- **TASK DETAILS**: Every entry below must be repeated exactly; skip the pictures.

- **RAW DATA**:
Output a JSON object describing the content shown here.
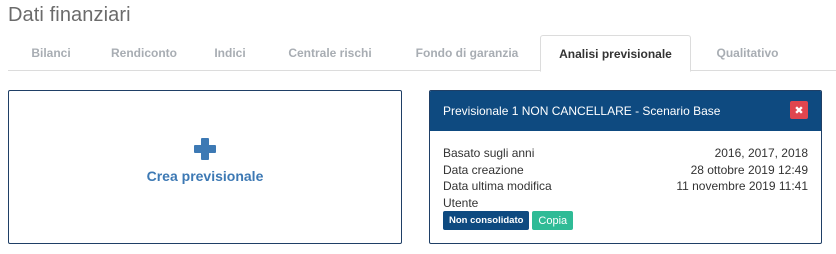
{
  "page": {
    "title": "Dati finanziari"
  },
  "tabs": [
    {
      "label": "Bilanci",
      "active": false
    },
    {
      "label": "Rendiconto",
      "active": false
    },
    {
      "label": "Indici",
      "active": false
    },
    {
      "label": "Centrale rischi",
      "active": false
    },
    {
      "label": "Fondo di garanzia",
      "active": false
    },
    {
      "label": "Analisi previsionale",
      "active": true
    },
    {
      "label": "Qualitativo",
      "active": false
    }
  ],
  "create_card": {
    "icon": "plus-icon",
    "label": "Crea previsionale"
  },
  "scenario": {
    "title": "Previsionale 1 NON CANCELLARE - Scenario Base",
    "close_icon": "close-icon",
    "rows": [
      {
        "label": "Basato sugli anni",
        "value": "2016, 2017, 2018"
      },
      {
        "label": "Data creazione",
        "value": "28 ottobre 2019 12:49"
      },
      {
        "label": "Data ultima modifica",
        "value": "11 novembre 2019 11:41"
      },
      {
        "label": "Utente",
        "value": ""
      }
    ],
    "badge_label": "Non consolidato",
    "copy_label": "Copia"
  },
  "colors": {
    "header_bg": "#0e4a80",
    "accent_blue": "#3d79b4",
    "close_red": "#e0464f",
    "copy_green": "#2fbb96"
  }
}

- **SOLUTION FOR THIS PROBLEM**:
Output a JSON object describing the content shown here.
{
  "page": {
    "title": "Dati finanziari"
  },
  "tabs": [
    {
      "label": "Bilanci",
      "active": false
    },
    {
      "label": "Rendiconto",
      "active": false
    },
    {
      "label": "Indici",
      "active": false
    },
    {
      "label": "Centrale rischi",
      "active": false
    },
    {
      "label": "Fondo di garanzia",
      "active": false
    },
    {
      "label": "Analisi previsionale",
      "active": true
    },
    {
      "label": "Qualitativo",
      "active": false
    }
  ],
  "create_card": {
    "icon": "plus-icon",
    "label": "Crea previsionale"
  },
  "scenario": {
    "title": "Previsionale 1 NON CANCELLARE - Scenario Base",
    "close_icon": "close-icon",
    "rows": [
      {
        "label": "Basato sugli anni",
        "value": "2016, 2017, 2018"
      },
      {
        "label": "Data creazione",
        "value": "28 ottobre 2019 12:49"
      },
      {
        "label": "Data ultima modifica",
        "value": "11 novembre 2019 11:41"
      },
      {
        "label": "Utente",
        "value": ""
      }
    ],
    "badge_label": "Non consolidato",
    "copy_label": "Copia"
  },
  "colors": {
    "header_bg": "#0e4a80",
    "accent_blue": "#3d79b4",
    "close_red": "#e0464f",
    "copy_green": "#2fbb96"
  }
}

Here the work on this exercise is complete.